- Material shown

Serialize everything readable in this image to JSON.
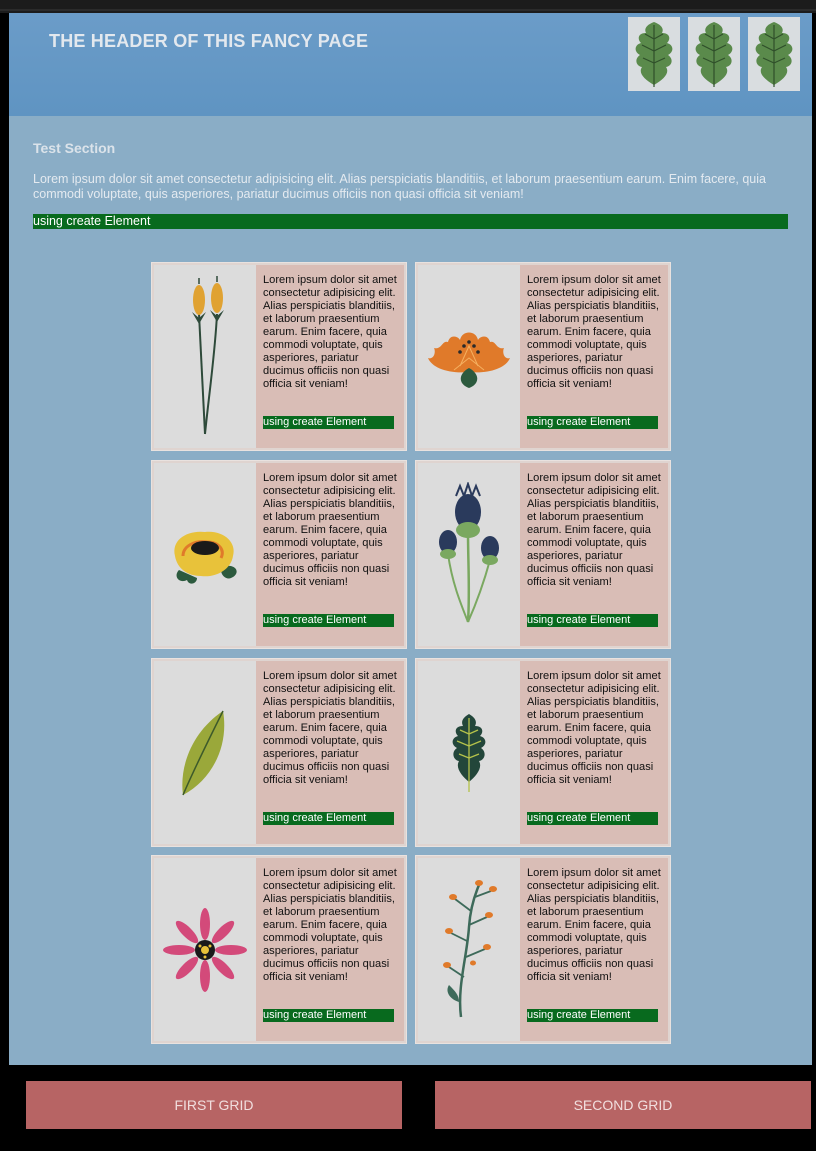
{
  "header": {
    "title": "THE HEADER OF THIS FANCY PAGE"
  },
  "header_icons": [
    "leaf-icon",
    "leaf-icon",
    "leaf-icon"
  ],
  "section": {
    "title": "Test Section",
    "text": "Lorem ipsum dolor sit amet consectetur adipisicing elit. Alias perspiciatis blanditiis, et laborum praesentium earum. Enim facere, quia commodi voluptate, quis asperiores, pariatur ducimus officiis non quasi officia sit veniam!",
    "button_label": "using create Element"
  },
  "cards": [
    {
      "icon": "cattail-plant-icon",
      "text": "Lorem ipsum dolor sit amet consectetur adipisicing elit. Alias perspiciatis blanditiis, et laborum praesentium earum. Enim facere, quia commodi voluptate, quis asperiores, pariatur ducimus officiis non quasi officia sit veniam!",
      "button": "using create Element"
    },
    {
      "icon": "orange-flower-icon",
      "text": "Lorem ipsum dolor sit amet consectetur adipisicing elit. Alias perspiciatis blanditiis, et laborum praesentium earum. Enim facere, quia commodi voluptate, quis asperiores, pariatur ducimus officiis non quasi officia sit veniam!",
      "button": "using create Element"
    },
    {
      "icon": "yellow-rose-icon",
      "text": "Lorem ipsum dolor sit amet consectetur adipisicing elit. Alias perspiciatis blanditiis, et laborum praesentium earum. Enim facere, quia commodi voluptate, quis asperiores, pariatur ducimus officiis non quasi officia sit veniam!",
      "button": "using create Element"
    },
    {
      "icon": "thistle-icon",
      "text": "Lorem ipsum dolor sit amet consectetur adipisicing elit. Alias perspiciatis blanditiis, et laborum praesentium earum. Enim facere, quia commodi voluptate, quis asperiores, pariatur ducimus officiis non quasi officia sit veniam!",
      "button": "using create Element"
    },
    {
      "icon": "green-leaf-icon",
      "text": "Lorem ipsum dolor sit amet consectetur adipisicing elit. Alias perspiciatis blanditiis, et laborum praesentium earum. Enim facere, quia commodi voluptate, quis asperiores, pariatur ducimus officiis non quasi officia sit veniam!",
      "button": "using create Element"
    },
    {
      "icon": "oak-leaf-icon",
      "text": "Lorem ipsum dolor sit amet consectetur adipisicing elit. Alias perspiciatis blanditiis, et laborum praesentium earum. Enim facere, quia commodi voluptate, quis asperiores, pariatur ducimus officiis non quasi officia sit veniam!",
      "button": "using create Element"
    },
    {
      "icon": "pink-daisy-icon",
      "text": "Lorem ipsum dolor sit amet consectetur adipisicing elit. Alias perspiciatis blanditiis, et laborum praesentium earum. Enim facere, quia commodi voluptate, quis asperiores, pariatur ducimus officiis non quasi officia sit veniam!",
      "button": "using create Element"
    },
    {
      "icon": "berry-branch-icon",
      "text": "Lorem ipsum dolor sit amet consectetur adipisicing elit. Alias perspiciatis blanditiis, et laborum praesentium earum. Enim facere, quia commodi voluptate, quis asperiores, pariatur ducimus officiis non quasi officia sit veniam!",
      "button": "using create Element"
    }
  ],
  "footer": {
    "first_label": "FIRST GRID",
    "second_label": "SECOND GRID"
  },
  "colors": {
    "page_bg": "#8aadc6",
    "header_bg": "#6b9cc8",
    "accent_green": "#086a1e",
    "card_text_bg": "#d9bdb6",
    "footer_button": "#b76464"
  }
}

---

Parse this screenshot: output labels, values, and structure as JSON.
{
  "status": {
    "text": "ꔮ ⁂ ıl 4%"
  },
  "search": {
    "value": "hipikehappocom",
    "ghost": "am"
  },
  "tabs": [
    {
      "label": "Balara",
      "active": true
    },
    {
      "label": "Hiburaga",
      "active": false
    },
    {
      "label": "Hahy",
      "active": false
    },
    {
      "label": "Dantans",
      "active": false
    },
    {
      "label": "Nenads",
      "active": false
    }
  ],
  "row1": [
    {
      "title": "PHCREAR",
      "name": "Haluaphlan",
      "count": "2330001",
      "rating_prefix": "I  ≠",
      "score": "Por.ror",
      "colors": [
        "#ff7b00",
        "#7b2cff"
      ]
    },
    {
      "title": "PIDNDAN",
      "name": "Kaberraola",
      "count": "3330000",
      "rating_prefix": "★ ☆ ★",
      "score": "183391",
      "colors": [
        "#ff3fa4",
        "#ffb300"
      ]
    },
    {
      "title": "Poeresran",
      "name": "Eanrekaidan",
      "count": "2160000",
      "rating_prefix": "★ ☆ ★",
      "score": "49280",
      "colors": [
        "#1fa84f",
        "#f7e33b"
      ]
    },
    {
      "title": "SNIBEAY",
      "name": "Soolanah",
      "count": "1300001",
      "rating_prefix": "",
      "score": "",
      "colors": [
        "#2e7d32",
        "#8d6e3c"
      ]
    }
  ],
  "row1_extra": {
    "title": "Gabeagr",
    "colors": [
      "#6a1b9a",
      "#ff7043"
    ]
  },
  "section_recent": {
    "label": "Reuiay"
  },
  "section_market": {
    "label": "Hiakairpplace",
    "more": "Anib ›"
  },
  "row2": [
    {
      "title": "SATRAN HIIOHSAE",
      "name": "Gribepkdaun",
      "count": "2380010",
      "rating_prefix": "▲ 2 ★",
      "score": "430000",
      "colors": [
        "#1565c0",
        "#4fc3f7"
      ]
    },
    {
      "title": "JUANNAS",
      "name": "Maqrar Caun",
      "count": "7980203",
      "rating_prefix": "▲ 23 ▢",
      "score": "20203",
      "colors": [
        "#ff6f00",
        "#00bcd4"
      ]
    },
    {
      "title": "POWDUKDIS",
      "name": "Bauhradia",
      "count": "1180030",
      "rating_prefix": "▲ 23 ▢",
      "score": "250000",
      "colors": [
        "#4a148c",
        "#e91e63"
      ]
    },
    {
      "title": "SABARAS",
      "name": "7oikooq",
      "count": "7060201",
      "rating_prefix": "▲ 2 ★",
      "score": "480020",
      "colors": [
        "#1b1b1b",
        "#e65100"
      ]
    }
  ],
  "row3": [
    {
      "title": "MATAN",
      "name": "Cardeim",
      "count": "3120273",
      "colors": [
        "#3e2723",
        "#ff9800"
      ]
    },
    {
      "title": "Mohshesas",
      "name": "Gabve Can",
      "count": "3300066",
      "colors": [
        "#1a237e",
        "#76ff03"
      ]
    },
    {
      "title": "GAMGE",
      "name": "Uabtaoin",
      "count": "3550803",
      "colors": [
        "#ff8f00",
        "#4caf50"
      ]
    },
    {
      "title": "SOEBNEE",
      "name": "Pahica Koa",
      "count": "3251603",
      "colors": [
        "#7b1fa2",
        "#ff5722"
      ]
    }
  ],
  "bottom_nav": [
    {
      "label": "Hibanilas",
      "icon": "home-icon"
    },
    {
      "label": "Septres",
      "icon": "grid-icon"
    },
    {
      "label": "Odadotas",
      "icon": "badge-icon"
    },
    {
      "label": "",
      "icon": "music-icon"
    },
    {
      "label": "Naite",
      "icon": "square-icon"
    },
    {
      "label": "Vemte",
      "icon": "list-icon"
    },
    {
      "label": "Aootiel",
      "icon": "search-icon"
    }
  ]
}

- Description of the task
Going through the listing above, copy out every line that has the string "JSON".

- Answer space
Serialize everything readable in this image to JSON.
Parse this screenshot: output labels, values, and structure as JSON.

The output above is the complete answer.